*** Opening Available data ***
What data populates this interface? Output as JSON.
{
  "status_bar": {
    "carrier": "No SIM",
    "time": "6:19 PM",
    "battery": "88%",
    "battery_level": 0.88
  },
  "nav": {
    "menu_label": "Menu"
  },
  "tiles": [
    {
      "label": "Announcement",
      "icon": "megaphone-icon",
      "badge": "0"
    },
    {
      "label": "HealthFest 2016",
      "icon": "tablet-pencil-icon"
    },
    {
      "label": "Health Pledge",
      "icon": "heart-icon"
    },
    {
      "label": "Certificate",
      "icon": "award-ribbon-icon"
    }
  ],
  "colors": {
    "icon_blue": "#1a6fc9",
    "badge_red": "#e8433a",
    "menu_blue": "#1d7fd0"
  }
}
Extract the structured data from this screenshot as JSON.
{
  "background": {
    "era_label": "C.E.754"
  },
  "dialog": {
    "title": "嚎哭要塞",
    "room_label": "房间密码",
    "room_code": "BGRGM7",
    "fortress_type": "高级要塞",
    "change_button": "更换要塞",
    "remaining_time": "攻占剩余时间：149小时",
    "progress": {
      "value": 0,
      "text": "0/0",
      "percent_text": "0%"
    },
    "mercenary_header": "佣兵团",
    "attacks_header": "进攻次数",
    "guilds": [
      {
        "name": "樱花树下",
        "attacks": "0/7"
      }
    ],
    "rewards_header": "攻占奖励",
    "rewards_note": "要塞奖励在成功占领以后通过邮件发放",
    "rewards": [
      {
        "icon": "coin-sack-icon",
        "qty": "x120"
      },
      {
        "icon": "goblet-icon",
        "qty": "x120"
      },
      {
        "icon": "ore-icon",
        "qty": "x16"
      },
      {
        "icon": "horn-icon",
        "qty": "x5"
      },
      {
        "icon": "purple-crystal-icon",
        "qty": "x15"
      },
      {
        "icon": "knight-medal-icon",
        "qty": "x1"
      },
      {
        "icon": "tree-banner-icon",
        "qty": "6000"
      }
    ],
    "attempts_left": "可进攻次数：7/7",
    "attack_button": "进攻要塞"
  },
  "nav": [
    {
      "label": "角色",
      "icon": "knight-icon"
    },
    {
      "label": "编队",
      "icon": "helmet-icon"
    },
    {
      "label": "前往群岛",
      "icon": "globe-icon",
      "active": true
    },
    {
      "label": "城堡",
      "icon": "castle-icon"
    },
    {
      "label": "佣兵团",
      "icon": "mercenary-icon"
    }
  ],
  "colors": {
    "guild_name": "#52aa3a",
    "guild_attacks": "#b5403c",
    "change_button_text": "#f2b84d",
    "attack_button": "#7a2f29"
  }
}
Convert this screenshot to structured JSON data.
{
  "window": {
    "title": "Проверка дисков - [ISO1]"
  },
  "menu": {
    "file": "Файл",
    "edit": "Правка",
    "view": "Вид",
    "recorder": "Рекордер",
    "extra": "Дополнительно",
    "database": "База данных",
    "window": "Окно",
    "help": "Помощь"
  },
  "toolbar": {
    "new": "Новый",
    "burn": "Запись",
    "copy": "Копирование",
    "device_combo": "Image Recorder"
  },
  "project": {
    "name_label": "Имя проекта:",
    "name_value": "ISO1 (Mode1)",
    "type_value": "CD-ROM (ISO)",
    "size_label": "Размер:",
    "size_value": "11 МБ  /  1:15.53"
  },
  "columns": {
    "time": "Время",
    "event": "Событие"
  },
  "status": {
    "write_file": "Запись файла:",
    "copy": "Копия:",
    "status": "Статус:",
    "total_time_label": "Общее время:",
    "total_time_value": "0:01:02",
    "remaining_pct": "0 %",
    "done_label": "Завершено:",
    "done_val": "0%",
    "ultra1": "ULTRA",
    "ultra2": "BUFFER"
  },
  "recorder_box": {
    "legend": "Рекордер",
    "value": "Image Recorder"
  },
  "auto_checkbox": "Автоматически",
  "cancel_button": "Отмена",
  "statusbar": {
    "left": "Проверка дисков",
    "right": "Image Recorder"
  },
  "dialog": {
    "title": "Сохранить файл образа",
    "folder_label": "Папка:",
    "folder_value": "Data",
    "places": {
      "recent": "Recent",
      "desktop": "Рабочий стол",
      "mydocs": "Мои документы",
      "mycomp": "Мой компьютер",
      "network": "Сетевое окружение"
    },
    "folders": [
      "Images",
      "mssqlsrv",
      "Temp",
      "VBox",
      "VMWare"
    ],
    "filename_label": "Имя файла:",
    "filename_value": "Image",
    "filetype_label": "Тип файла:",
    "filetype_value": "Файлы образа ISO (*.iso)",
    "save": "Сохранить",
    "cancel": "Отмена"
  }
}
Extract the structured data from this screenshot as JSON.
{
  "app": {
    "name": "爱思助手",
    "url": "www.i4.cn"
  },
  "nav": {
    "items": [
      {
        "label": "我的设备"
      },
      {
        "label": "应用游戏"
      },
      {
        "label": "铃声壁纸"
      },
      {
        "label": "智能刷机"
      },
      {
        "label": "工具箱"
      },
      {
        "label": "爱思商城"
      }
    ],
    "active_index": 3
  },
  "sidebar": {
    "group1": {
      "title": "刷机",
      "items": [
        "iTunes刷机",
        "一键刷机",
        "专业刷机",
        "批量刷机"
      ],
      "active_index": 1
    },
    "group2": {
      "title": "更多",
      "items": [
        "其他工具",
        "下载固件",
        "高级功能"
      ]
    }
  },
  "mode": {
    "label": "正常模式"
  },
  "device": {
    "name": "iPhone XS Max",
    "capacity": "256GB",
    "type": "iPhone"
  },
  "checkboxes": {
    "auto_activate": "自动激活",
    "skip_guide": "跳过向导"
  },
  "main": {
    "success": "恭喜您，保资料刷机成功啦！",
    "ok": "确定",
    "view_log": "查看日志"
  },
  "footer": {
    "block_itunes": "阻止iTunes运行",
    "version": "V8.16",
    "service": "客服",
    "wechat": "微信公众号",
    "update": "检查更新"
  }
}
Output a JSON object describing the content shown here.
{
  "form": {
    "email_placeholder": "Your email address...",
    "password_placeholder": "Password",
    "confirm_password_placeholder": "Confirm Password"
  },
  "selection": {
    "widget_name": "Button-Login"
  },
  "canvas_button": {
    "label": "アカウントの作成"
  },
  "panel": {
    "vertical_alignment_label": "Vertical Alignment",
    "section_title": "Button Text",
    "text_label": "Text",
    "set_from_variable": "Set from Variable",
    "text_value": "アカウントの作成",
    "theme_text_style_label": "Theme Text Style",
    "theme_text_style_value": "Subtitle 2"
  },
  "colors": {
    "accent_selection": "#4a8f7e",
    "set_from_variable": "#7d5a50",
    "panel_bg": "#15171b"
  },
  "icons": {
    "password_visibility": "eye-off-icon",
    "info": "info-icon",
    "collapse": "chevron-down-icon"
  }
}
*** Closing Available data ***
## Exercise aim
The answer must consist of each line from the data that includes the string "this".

## Result of the task
What data populates this interface? Output as JSON.
Extract the structured data from this screenshot as JSON.
Convert this screenshot to structured JSON data.
Extract the structured data from this screenshot as JSON.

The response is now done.